The uveitis and macular oedema resolved with oral prednisolone 75 mg OD, which also reduced the tattoo swelling. Vision improved to 6/6 bilaterally. After 4 months, following steroid tapering, his uveitis recurred and azathioprine was started. Systemic immunosuppression with prednisolone and azathioprine has controlled the uveitis to date.


Tattoo granulomas can occur in sarcoidosis but may also be a delayed allergic reaction to dyes used in tattoos.1 Similar cases of uveitis associated with tattoos have been described and in three cases the uveitis resolved after tattoo excision.1, 2, 3 All cases initially required systemic immunosuppression to control the uveitis.

The inclusion of tattoo pigment in granulomas suggests that these foreign bodies initiate an inflammatory response and activate lymphocytes.
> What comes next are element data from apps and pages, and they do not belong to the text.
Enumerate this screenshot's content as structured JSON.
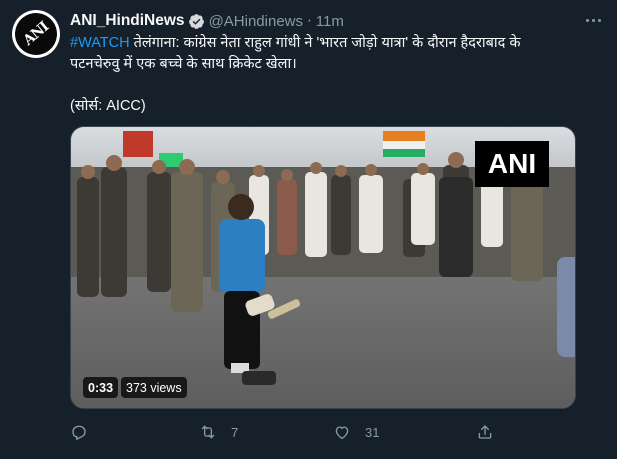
{
  "tweet": {
    "author_name": "ANI_HindiNews",
    "author_handle": "@AHindinews",
    "separator": "·",
    "time": "11m",
    "avatar_text": "ANI",
    "hashtag": "#WATCH",
    "body_line1": " तेलंगाना: कांग्रेस नेता राहुल गांधी ने 'भारत जोड़ो यात्रा' के दौरान हैदराबाद के",
    "body_line2": "पटनचेरुवु में एक बच्चे के साथ क्रिकेट खेला।",
    "source": "(सोर्स: AICC)"
  },
  "media": {
    "watermark": "ANI",
    "duration": "0:33",
    "views": "373 views"
  },
  "actions": {
    "reply_count": "",
    "retweet_count": "7",
    "like_count": "31"
  },
  "colors": {
    "background": "#15202b",
    "accent": "#1d9bf0",
    "secondary_text": "#8b98a5"
  },
  "icons": [
    "verified-badge-icon",
    "more-options-icon",
    "reply-icon",
    "retweet-icon",
    "like-icon",
    "share-icon"
  ]
}
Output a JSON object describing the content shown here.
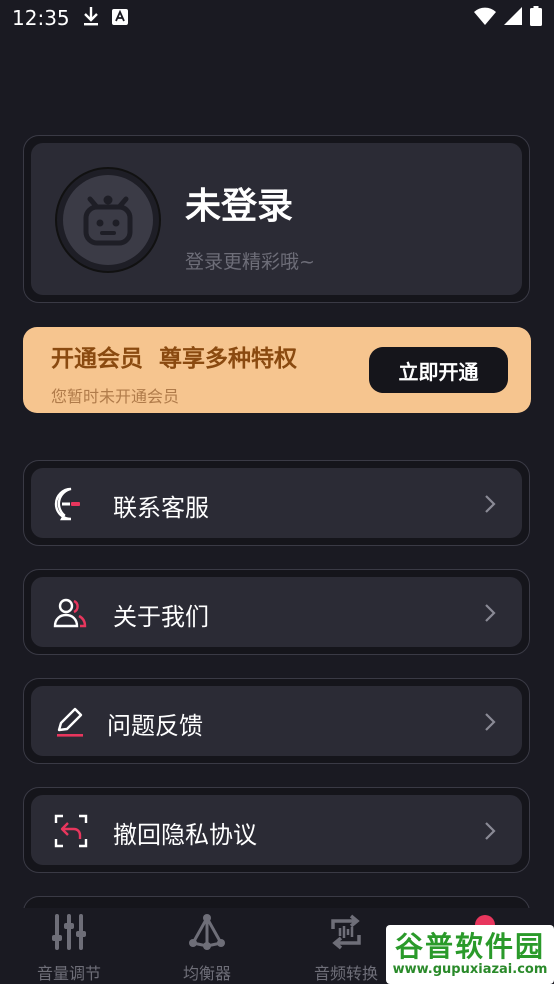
{
  "status_bar": {
    "time": "12:35"
  },
  "profile": {
    "name": "未登录",
    "subtitle": "登录更精彩哦~"
  },
  "vip": {
    "title": "开通会员  尊享多种特权",
    "subtitle": "您暂时未开通会员",
    "button_label": "立即开通"
  },
  "menu": [
    {
      "label": "联系客服",
      "icon": "chat-icon"
    },
    {
      "label": "关于我们",
      "icon": "users-icon"
    },
    {
      "label": "问题反馈",
      "icon": "edit-icon"
    },
    {
      "label": "撤回隐私协议",
      "icon": "revoke-icon"
    }
  ],
  "bottom_nav": [
    {
      "label": "音量调节",
      "icon": "sliders-icon"
    },
    {
      "label": "均衡器",
      "icon": "equalizer-icon"
    },
    {
      "label": "音频转换",
      "icon": "convert-icon"
    }
  ],
  "watermark": {
    "main": "谷普软件园",
    "sub": "www.gupuxiazai.com"
  },
  "colors": {
    "background": "#1a1a22",
    "card": "#2b2b35",
    "vip_bg": "#f6c58f",
    "vip_text": "#8a4a10",
    "accent_red": "#e8365d"
  }
}
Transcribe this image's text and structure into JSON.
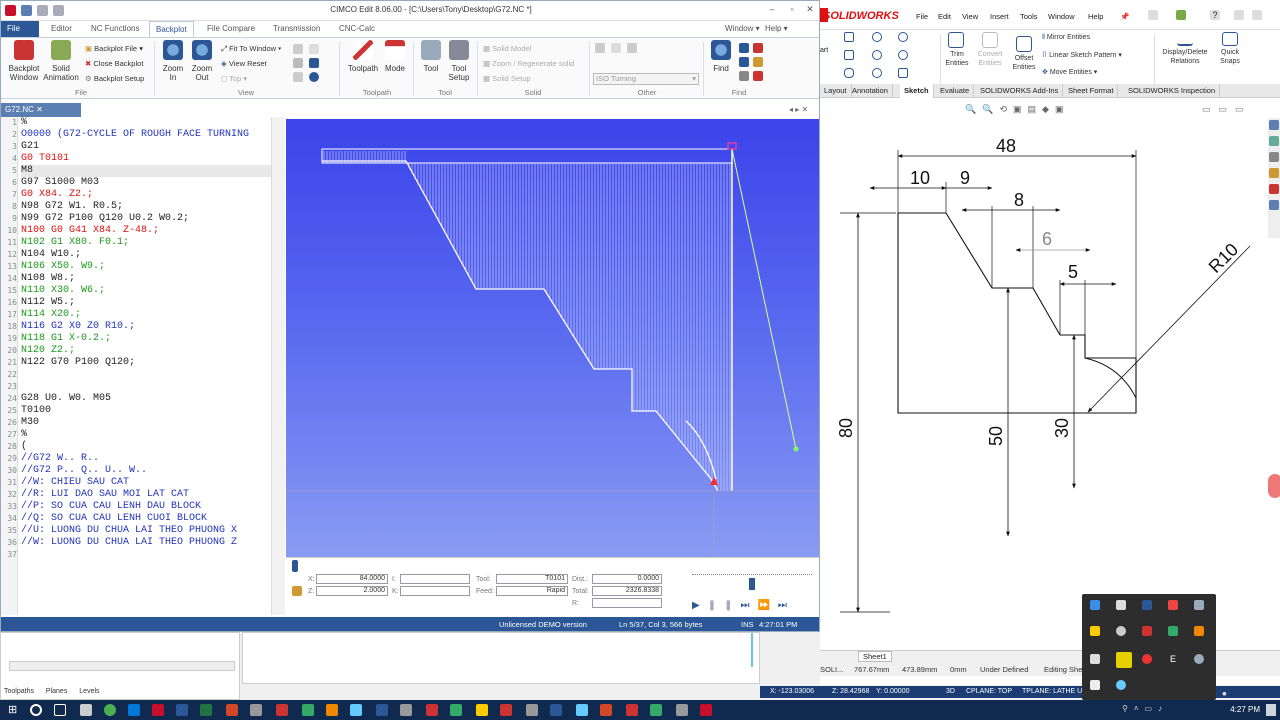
{
  "cimco": {
    "title": "CIMCO Edit 8.06.00 - [C:\\Users\\Tony\\Desktop\\G72.NC *]",
    "tabs": [
      "File",
      "Editor",
      "NC Functions",
      "Backplot",
      "File Compare",
      "Transmission",
      "CNC-Calc"
    ],
    "window_menu": "Window",
    "help_menu": "Help",
    "ribbon": {
      "backplot_window": "Backplot Window",
      "solid_animation": "Solid Animation",
      "backplot_file": "Backplot File",
      "close_backplot": "Close Backplot",
      "backplot_setup": "Backplot Setup",
      "group_file": "File",
      "zoom_in": "Zoom In",
      "zoom_out": "Zoom Out",
      "fit_to_window": "Fit To Window",
      "view_reset": "View Reset",
      "top": "Top",
      "group_view": "View",
      "toolpath": "Toolpath",
      "mode": "Mode",
      "group_toolpath": "Toolpath",
      "tool": "Tool",
      "tool_setup": "Tool Setup",
      "group_tool": "Tool",
      "solid_model": "Solid Model",
      "zoom_regenerate": "Zoom / Regenerate solid",
      "solid_setup": "Solid Setup",
      "group_solid": "Solid",
      "iso_turning": "ISO Turning",
      "group_other": "Other",
      "find": "Find",
      "group_find": "Find"
    },
    "doc_tab": "G72.NC",
    "code_lines": [
      {
        "n": "1",
        "t": "%",
        "c": "#222"
      },
      {
        "n": "2",
        "t": "O0000 (G72-CYCLE OF ROUGH FACE TURNING",
        "c": "#2233bb"
      },
      {
        "n": "3",
        "t": "G21",
        "c": "#222"
      },
      {
        "n": "4",
        "t": "G0 T0101",
        "c": "#d11"
      },
      {
        "n": "5",
        "t": "M8",
        "c": "#222"
      },
      {
        "n": "6",
        "t": "G97 S1000 M03",
        "c": "#222"
      },
      {
        "n": "7",
        "t": "G0 X84. Z2.;",
        "c": "#d11"
      },
      {
        "n": "8",
        "t": "N98 G72 W1. R0.5;",
        "c": "#222"
      },
      {
        "n": "9",
        "t": "N99 G72 P100 Q120 U0.2 W0.2;",
        "c": "#222"
      },
      {
        "n": "10",
        "t": "N100 G0 G41 X84. Z-48.;",
        "c": "#d11"
      },
      {
        "n": "11",
        "t": "N102 G1 X80. F0.1;",
        "c": "#1a9a1a"
      },
      {
        "n": "12",
        "t": "N104 W10.;",
        "c": "#222"
      },
      {
        "n": "13",
        "t": "N106 X50. W9.;",
        "c": "#1a9a1a"
      },
      {
        "n": "14",
        "t": "N108 W8.;",
        "c": "#222"
      },
      {
        "n": "15",
        "t": "N110 X30. W6.;",
        "c": "#1a9a1a"
      },
      {
        "n": "16",
        "t": "N112 W5.;",
        "c": "#222"
      },
      {
        "n": "17",
        "t": "N114 X20.;",
        "c": "#1a9a1a"
      },
      {
        "n": "18",
        "t": "N116 G2 X0 Z0 R10.;",
        "c": "#2233bb"
      },
      {
        "n": "19",
        "t": "N118 G1 X-0.2.;",
        "c": "#1a9a1a"
      },
      {
        "n": "20",
        "t": "N120 Z2.;",
        "c": "#1a9a1a"
      },
      {
        "n": "21",
        "t": "N122 G70 P100 Q120;",
        "c": "#222"
      },
      {
        "n": "22",
        "t": "",
        "c": "#222"
      },
      {
        "n": "23",
        "t": "",
        "c": "#222"
      },
      {
        "n": "24",
        "t": "G28 U0. W0. M05",
        "c": "#222"
      },
      {
        "n": "25",
        "t": "T0100",
        "c": "#222"
      },
      {
        "n": "26",
        "t": "M30",
        "c": "#222"
      },
      {
        "n": "27",
        "t": "%",
        "c": "#222"
      },
      {
        "n": "28",
        "t": "(",
        "c": "#222"
      },
      {
        "n": "29",
        "t": "//G72 W.. R..",
        "c": "#2233bb"
      },
      {
        "n": "30",
        "t": "//G72 P.. Q.. U.. W..",
        "c": "#2233bb"
      },
      {
        "n": "31",
        "t": "//W: CHIEU SAU CAT",
        "c": "#2233bb"
      },
      {
        "n": "32",
        "t": "//R: LUI DAO SAU MOI LAT CAT",
        "c": "#2233bb"
      },
      {
        "n": "33",
        "t": "//P: SO CUA CAU LENH DAU BLOCK",
        "c": "#2233bb"
      },
      {
        "n": "34",
        "t": "//Q: SO CUA CAU LENH CUOI BLOCK",
        "c": "#2233bb"
      },
      {
        "n": "35",
        "t": "//U: LUONG DU CHUA LAI THEO PHUONG X",
        "c": "#2233bb"
      },
      {
        "n": "36",
        "t": "//W: LUONG DU CHUA LAI THEO PHUONG Z",
        "c": "#2233bb"
      },
      {
        "n": "37",
        "t": "",
        "c": "#222"
      }
    ],
    "backplot_info": {
      "x_label": "X:",
      "x_value": "84.0000",
      "z_label": "Z:",
      "z_value": "2.0000",
      "i_label": "I:",
      "k_label": "K:",
      "tool_label": "Tool:",
      "tool_value": "T0101",
      "feed_label": "Feed:",
      "feed_value": "Rapid",
      "dist_label": "Dist.:",
      "dist_value": "0.0000",
      "total_label": "Total:",
      "total_value": "2326.8338",
      "r_label": "R:"
    },
    "status": {
      "license": "Unlicensed DEMO version",
      "position": "Ln 5/37, Col 3, 566 bytes",
      "ins": "INS",
      "time": "4:27:01 PM"
    }
  },
  "lower_panel": {
    "tabs": [
      "Toolpaths",
      "Planes",
      "Levels"
    ]
  },
  "solidworks": {
    "logo": "SOLIDWORKS",
    "menus": [
      "File",
      "Edit",
      "View",
      "Insert",
      "Tools",
      "Window",
      "Help"
    ],
    "commands": {
      "trim_entities": "Trim Entities",
      "convert_entities": "Convert Entities",
      "offset_entities": "Offset Entities",
      "mirror_entities": "Mirror Entities",
      "linear_sketch_pattern": "Linear Sketch Pattern",
      "move_entities": "Move Entities",
      "display_delete_relations": "Display/Delete Relations",
      "quick_snaps": "Quick Snaps",
      "smart_fragment": "art"
    },
    "tabs": [
      "Layout",
      "Annotation",
      "Sketch",
      "Evaluate",
      "SOLIDWORKS Add-Ins",
      "Sheet Format",
      "SOLIDWORKS Inspection"
    ],
    "active_tab": "Sketch",
    "dimensions": {
      "d48": "48",
      "d10": "10",
      "d9": "9",
      "d8": "8",
      "d6": "6",
      "d5": "5",
      "r10": "R10",
      "d80": "80",
      "d50": "50",
      "d30": "30"
    },
    "sheet_tab": "Sheet1",
    "status": {
      "prefix": "SOLI...",
      "x": "767.67mm",
      "y": "473.89mm",
      "z": "0mm",
      "state": "Under Defined",
      "editing": "Editing Sheet1"
    }
  },
  "coords": {
    "x": "X: -123.03006",
    "z": "Z: 28.42968",
    "y": "Y: 0.00000",
    "mode": "3D",
    "cplane": "CPLANE: TOP",
    "tplane": "TPLANE: LATHE UP"
  },
  "taskbar": {
    "time": "4:27 PM"
  }
}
In this case the timing and course of tattoo inflammation has mirrored the ocular inflammation. Underlying sarcoidosis is a possibility, but there are no other clinical, laboratory, or radiological features, particularly no skin disease away from his tattoos. The presence of extensive foreign body tattoo pigments, which are a complex mix of heavy metals, dyes, and organic compounds,4 may have contributed to his immune dysregulation. As the tattoos are very extensive, excision is not an option in this case.

This case illustrates an unusual association with uveitis. It is important to note that tattoo-associated uveitis can occur without evidence of sarcoidosis. Ophthalmologists should ask about inflamed tattoos in their systematic history of patients with uveitis, particularly in elusive cases. Treatment should be according to standard therapy for non-infectious uveitis, but the condition of the tattoos can assist with monitoring treatment.